__Records for the task__.
● ● ● ● ●
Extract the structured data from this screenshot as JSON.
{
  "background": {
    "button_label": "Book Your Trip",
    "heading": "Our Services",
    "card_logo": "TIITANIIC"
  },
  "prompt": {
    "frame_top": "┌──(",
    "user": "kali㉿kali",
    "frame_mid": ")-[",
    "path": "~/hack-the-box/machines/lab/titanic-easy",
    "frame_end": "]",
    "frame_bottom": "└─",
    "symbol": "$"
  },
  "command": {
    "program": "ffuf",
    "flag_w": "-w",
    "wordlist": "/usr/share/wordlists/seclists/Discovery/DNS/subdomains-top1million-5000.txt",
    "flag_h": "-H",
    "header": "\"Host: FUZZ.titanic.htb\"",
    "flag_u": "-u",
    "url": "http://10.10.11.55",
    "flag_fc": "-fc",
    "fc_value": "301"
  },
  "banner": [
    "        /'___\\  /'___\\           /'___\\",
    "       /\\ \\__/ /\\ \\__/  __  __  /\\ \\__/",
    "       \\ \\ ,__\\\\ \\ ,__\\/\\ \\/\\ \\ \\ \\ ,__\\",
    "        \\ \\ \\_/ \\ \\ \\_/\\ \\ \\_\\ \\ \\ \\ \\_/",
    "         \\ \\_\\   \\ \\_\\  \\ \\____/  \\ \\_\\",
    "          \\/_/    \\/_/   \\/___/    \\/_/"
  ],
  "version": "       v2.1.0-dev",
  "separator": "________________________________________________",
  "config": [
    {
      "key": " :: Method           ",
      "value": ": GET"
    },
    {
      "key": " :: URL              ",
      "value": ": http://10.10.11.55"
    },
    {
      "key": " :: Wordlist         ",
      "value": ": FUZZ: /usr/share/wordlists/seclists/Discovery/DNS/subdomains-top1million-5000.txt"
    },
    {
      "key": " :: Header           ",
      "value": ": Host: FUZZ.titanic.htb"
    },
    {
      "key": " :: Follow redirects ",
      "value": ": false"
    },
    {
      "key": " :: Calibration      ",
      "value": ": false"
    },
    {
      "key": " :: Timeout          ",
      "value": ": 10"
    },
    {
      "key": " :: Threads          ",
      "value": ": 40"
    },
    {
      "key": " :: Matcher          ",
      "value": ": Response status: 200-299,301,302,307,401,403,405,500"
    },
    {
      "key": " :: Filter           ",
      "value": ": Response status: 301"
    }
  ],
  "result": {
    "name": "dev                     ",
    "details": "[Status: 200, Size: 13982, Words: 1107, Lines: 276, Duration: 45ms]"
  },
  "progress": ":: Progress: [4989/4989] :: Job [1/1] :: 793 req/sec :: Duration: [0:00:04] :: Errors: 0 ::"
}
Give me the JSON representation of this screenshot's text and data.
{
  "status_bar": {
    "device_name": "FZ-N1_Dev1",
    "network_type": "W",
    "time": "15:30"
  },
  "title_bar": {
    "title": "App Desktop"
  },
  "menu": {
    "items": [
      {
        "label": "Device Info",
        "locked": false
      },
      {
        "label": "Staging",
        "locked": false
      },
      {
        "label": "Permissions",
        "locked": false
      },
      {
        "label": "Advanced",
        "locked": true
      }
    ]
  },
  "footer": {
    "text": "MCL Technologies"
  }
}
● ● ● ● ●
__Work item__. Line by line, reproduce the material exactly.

__Your response__.
Extract the structured data from this screenshot as JSON.
{
  "background": {
    "button_label": "Book Your Trip",
    "heading": "Our Services",
    "card_logo": "TIITANIIC"
  },
  "prompt": {
    "frame_top": "┌──(",
    "user": "kali㉿kali",
    "frame_mid": ")-[",
    "path": "~/hack-the-box/machines/lab/titanic-easy",
    "frame_end": "]",
    "frame_bottom": "└─",
    "symbol": "$"
  },
  "command": {
    "program": "ffuf",
    "flag_w": "-w",
    "wordlist": "/usr/share/wordlists/seclists/Discovery/DNS/subdomains-top1million-5000.txt",
    "flag_h": "-H",
    "header": "\"Host: FUZZ.titanic.htb\"",
    "flag_u": "-u",
    "url": "http://10.10.11.55",
    "flag_fc": "-fc",
    "fc_value": "301"
  },
  "banner": [
    "        /'___\\  /'___\\           /'___\\",
    "       /\\ \\__/ /\\ \\__/  __  __  /\\ \\__/",
    "       \\ \\ ,__\\\\ \\ ,__\\/\\ \\/\\ \\ \\ \\ ,__\\",
    "        \\ \\ \\_/ \\ \\ \\_/\\ \\ \\_\\ \\ \\ \\ \\_/",
    "         \\ \\_\\   \\ \\_\\  \\ \\____/  \\ \\_\\",
    "          \\/_/    \\/_/   \\/___/    \\/_/"
  ],
  "version": "       v2.1.0-dev",
  "separator": "________________________________________________",
  "config": [
    {
      "key": " :: Method           ",
      "value": ": GET"
    },
    {
      "key": " :: URL              ",
      "value": ": http://10.10.11.55"
    },
    {
      "key": " :: Wordlist         ",
      "value": ": FUZZ: /usr/share/wordlists/seclists/Discovery/DNS/subdomains-top1million-5000.txt"
    },
    {
      "key": " :: Header           ",
      "value": ": Host: FUZZ.titanic.htb"
    },
    {
      "key": " :: Follow redirects ",
      "value": ": false"
    },
    {
      "key": " :: Calibration      ",
      "value": ": false"
    },
    {
      "key": " :: Timeout          ",
      "value": ": 10"
    },
    {
      "key": " :: Threads          ",
      "value": ": 40"
    },
    {
      "key": " :: Matcher          ",
      "value": ": Response status: 200-299,301,302,307,401,403,405,500"
    },
    {
      "key": " :: Filter           ",
      "value": ": Response status: 301"
    }
  ],
  "result": {
    "name": "dev                     ",
    "details": "[Status: 200, Size: 13982, Words: 1107, Lines: 276, Duration: 45ms]"
  },
  "progress": ":: Progress: [4989/4989] :: Job [1/1] :: 793 req/sec :: Duration: [0:00:04] :: Errors: 0 ::"
}
Give me the JSON representation of this screenshot's text and data.
{
  "status_bar": {
    "device_name": "FZ-N1_Dev1",
    "network_type": "W",
    "time": "15:30"
  },
  "title_bar": {
    "title": "App Desktop"
  },
  "menu": {
    "items": [
      {
        "label": "Device Info",
        "locked": false
      },
      {
        "label": "Staging",
        "locked": false
      },
      {
        "label": "Permissions",
        "locked": false
      },
      {
        "label": "Advanced",
        "locked": true
      }
    ]
  },
  "footer": {
    "text": "MCL Technologies"
  }
}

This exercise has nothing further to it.